> **Source records**
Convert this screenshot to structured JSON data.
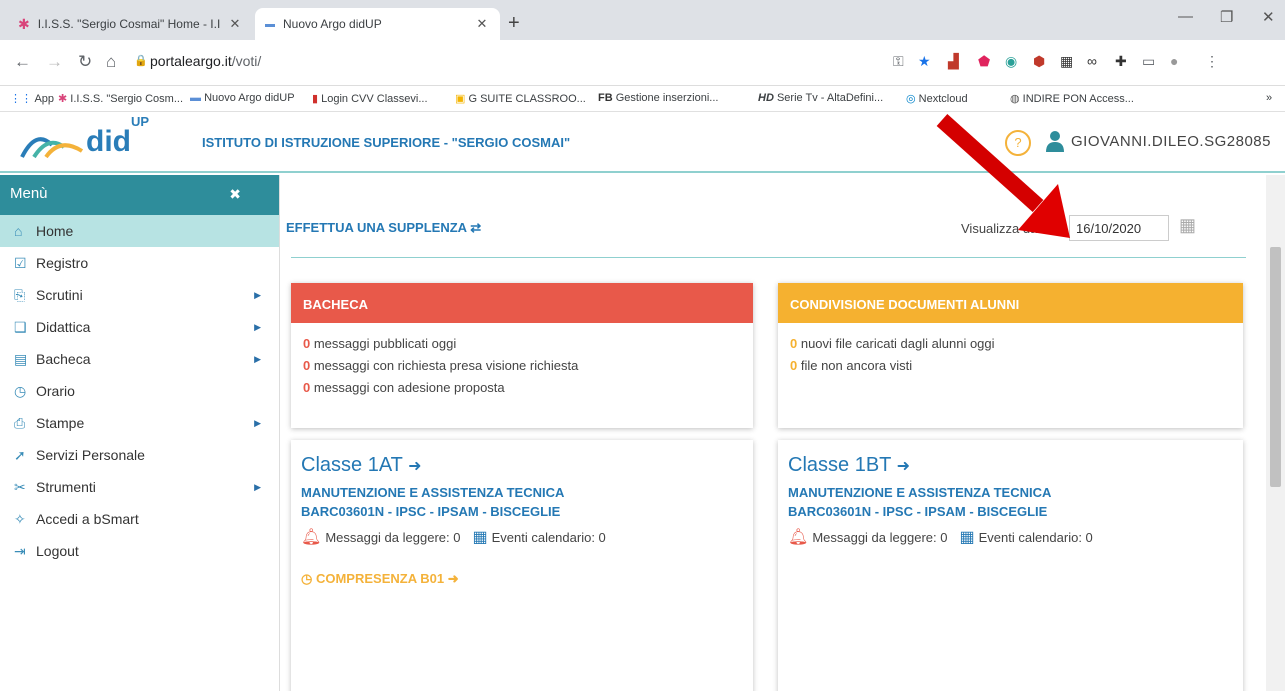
{
  "browser": {
    "tabs": [
      {
        "title": "I.I.S.S. \"Sergio Cosmai\" Home - I.I",
        "close": "✕"
      },
      {
        "title": "Nuovo Argo didUP",
        "close": "✕"
      }
    ],
    "new_tab": "+",
    "url_host": "portaleargo.it",
    "url_path": "/voti/",
    "bookmarks": [
      "App",
      "I.I.S.S. \"Sergio Cosm...",
      "Nuovo Argo didUP",
      "Login CVV Classevi...",
      "G SUITE CLASSROO...",
      "Gestione inserzioni...",
      "Serie Tv - AltaDefini...",
      "Nextcloud",
      "INDIRE PON Access..."
    ],
    "bookmarks_overflow": "»"
  },
  "header": {
    "logo": "did",
    "logo_sup": "UP",
    "school": "ISTITUTO DI ISTRUZIONE SUPERIORE - \"SERGIO COSMAI\"",
    "help": "?",
    "user": "GIOVANNI.DILEO.SG28085"
  },
  "sidebar": {
    "title": "Menù",
    "close": "✖",
    "items": [
      {
        "label": "Home",
        "icon": "⌂"
      },
      {
        "label": "Registro",
        "icon": "☑"
      },
      {
        "label": "Scrutini",
        "icon": "⎘"
      },
      {
        "label": "Didattica",
        "icon": "❑"
      },
      {
        "label": "Bacheca",
        "icon": "▤"
      },
      {
        "label": "Orario",
        "icon": "◷"
      },
      {
        "label": "Stampe",
        "icon": "⎙"
      },
      {
        "label": "Servizi Personale",
        "icon": "➚"
      },
      {
        "label": "Strumenti",
        "icon": "✂"
      },
      {
        "label": "Accedi a bSmart",
        "icon": "✧"
      },
      {
        "label": "Logout",
        "icon": "⇥"
      }
    ]
  },
  "main": {
    "supplenza": "EFFETTUA UNA SUPPLENZA",
    "vis_label": "Visualizza dati al:",
    "date": "16/10/2020",
    "bacheca": {
      "title": "BACHECA",
      "color": "#e8594a",
      "rows": [
        {
          "num": "0",
          "text": " messaggi pubblicati oggi"
        },
        {
          "num": "0",
          "text": " messaggi con richiesta presa visione richiesta"
        },
        {
          "num": "0",
          "text": " messaggi con adesione proposta"
        }
      ]
    },
    "condivisione": {
      "title": "CONDIVISIONE DOCUMENTI ALUNNI",
      "color": "#f5b130",
      "rows": [
        {
          "num": "0",
          "text": " nuovi file caricati dagli alunni oggi"
        },
        {
          "num": "0",
          "text": " file non ancora visti"
        }
      ]
    },
    "classes": [
      {
        "title": "Classe 1AT",
        "course": "MANUTENZIONE E ASSISTENZA TECNICA",
        "school": "BARC03601N - IPSC - IPSAM - BISCEGLIE",
        "messages": "Messaggi da leggere: 0",
        "events": "Eventi calendario: 0",
        "compresenza": "COMPRESENZA B01"
      },
      {
        "title": "Classe 1BT",
        "course": "MANUTENZIONE E ASSISTENZA TECNICA",
        "school": "BARC03601N - IPSC - IPSAM - BISCEGLIE",
        "messages": "Messaggi da leggere: 0",
        "events": "Eventi calendario: 0"
      }
    ]
  }
}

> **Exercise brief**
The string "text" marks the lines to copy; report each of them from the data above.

> **Problem solution**
          "text": " messaggi pubblicati oggi"
          "text": " messaggi con richiesta presa visione richiesta"
          "text": " messaggi con adesione proposta"
          "text": " nuovi file caricati dagli alunni oggi"
          "text": " file non ancora visti"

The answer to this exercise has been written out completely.